Ashish Rajan: Okay. Oh, I can't be friends, man. I'm a snowboarder.
So I can't be friends with you guys anymore. I mean,
Josh Lemos: this interview is over.
Ashish Rajan: The next question that I have is , what is something that you're proud of, but that is not on your social media?
Josh Lemos: What am I proud of? I think that the things I'm most proud of aren't on my social media at all. Especially at this point in my career, it's the people I've helped and folks I've worked with who have built their careers and who I've contributed in some small way to what they've done or been able to, you know, guide a decision that led to a good outcome for them.
So, the relationships that I've built in this industry probably mean more to me than anything I've done professionally in like any organization I've secured or anything else. I have a lot of loyalty to people.
Ashish Rajan: And that's a great answer as well. And the third one being from Seattle, I'll be really curious to know your answer for this.
Yeah. What's your favorite restaurant or cuisine that you can recommend to the audience?
Josh Lemos: I think that this is some recency bias coming in. I'm actually a California native. Oh, right. Okay. And so like, [00:19:00] I think that tacos might be the most perfect food and yeah. I mean, you went to Mexico for your trip as well.
I just got back from eating a bunch of delicious tacos. You can't ask me that question today.
Ashish Rajan: Have you tried the purple taco as well? You know, the purple colored ones? Made with the purple corn, I think, or whatever.
Josh Lemos: Oh yeah, so there's like the blue corn tortillas. Yeah, blue corn tortillas. The birria taco is the king of tacos though.
Oh! What are they made of? So birria is beef, and it's like in a rich red sauce. So, I also love... Indian food and because of sauces and because of spice and flavor so anything that's deeply rich like that It's something that sort of draws my attention fair enough,
Ashish Rajan: but no, that's most of the questions I had but where can people find you on the internet.
They want to connect with you.
Josh Lemos: Linkedin I think I've finished with X, is that what we're calling it now? Yeah, yeah. Finished with X. Yeah. But, Mastodon, maybe Blue Sky would be great.
Ashish Rajan: If someone has an invite there, please do send that over. Also, LinkedIn primarily. I'll probably drop that [00:20:00] link over there as well.

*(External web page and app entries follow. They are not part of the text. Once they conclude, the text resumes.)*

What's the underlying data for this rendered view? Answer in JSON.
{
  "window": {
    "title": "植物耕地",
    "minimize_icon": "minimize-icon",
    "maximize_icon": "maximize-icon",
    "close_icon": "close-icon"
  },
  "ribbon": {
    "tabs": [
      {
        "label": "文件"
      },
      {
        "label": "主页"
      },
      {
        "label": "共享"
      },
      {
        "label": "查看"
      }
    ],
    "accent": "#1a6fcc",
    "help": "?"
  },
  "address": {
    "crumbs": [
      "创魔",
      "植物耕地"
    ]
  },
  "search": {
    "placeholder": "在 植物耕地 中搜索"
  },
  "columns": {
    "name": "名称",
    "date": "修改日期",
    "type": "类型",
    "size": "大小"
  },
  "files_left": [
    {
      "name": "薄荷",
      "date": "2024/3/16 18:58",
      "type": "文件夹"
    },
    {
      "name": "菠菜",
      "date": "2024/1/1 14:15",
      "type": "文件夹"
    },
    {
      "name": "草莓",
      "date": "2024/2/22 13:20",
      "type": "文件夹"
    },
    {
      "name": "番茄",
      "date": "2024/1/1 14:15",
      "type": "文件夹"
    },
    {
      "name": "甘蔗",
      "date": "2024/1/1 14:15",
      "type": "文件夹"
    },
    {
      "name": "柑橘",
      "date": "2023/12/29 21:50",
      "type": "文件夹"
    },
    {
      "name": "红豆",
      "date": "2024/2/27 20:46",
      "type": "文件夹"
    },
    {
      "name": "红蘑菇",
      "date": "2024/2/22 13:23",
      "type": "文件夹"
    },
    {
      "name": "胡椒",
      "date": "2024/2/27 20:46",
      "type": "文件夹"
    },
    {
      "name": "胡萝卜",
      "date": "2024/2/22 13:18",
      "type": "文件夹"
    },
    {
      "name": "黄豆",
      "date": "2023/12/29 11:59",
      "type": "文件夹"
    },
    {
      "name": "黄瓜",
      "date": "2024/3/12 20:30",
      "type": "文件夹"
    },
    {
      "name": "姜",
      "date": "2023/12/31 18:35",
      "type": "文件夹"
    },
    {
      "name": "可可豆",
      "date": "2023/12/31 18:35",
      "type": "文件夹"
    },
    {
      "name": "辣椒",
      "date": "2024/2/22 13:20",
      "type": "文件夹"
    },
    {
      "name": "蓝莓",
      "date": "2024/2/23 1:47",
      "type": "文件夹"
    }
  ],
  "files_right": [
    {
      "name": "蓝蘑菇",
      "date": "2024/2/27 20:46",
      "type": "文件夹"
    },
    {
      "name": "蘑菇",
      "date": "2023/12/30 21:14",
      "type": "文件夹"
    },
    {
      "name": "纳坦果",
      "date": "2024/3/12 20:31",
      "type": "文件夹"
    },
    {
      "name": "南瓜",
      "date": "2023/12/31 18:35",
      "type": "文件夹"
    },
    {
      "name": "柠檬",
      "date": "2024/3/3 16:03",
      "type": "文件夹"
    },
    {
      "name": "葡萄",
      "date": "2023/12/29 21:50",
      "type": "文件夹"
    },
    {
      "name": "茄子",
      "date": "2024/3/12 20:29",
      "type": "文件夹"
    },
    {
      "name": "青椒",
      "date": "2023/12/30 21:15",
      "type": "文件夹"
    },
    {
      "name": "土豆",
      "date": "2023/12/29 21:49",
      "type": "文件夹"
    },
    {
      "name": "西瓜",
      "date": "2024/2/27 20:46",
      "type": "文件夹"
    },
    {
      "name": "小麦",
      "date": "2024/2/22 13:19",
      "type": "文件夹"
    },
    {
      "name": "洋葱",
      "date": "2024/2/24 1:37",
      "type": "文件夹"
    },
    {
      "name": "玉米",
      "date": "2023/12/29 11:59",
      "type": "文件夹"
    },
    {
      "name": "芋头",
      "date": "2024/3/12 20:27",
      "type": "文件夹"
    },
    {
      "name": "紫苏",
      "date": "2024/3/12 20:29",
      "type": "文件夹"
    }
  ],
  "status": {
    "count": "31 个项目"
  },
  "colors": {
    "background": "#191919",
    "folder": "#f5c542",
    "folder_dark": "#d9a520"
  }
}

But thank you so much for coming on the show. Yeah. And thank you for the audience to watch as well. But we'll see you next time. Thanks, man. I appreciate that. Thank you. Good to see you.